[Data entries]
▼▼▼

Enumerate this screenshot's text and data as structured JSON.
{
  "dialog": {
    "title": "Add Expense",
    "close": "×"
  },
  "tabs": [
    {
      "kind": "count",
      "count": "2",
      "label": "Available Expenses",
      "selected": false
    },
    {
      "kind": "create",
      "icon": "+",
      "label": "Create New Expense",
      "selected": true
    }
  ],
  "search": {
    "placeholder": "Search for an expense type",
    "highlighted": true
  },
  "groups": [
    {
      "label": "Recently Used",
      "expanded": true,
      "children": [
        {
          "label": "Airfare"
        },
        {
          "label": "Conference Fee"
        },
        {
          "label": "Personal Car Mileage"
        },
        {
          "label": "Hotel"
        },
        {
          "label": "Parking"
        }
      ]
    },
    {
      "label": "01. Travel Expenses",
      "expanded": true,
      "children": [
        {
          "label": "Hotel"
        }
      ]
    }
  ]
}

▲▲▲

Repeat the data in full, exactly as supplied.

- TASK RESULT -
Enumerate this screenshot's text and data as structured JSON.
{
  "dialog": {
    "title": "Add Expense",
    "close": "×"
  },
  "tabs": [
    {
      "kind": "count",
      "count": "2",
      "label": "Available Expenses",
      "selected": false
    },
    {
      "kind": "create",
      "icon": "+",
      "label": "Create New Expense",
      "selected": true
    }
  ],
  "search": {
    "placeholder": "Search for an expense type",
    "highlighted": true
  },
  "groups": [
    {
      "label": "Recently Used",
      "expanded": true,
      "children": [
        {
          "label": "Airfare"
        },
        {
          "label": "Conference Fee"
        },
        {
          "label": "Personal Car Mileage"
        },
        {
          "label": "Hotel"
        },
        {
          "label": "Parking"
        }
      ]
    },
    {
      "label": "01. Travel Expenses",
      "expanded": true,
      "children": [
        {
          "label": "Hotel"
        }
      ]
    }
  ]
}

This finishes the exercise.